╔══

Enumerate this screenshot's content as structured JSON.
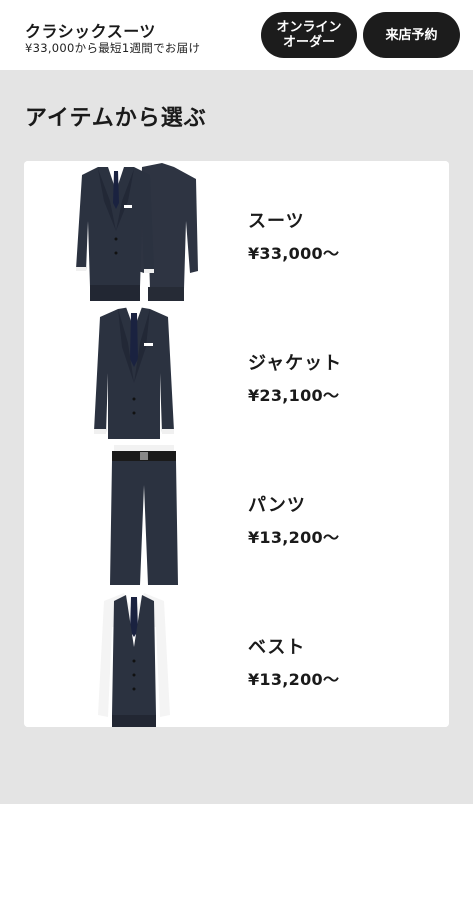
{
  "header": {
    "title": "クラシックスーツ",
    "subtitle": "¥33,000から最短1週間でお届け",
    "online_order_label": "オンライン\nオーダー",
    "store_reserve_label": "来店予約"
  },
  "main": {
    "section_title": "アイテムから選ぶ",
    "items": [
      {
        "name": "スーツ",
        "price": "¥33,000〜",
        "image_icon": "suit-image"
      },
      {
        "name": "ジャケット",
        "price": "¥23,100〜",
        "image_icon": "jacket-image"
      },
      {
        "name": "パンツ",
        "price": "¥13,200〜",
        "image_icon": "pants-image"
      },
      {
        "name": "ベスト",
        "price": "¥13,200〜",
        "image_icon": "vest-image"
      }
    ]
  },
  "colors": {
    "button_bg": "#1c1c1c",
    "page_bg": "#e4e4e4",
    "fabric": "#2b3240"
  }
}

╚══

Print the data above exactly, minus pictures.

Enumerate this screenshot's content as structured JSON.
{
  "header": {
    "title": "クラシックスーツ",
    "subtitle": "¥33,000から最短1週間でお届け",
    "online_order_label": "オンライン\nオーダー",
    "store_reserve_label": "来店予約"
  },
  "main": {
    "section_title": "アイテムから選ぶ",
    "items": [
      {
        "name": "スーツ",
        "price": "¥33,000〜",
        "image_icon": "suit-image"
      },
      {
        "name": "ジャケット",
        "price": "¥23,100〜",
        "image_icon": "jacket-image"
      },
      {
        "name": "パンツ",
        "price": "¥13,200〜",
        "image_icon": "pants-image"
      },
      {
        "name": "ベスト",
        "price": "¥13,200〜",
        "image_icon": "vest-image"
      }
    ]
  },
  "colors": {
    "button_bg": "#1c1c1c",
    "page_bg": "#e4e4e4",
    "fabric": "#2b3240"
  }
}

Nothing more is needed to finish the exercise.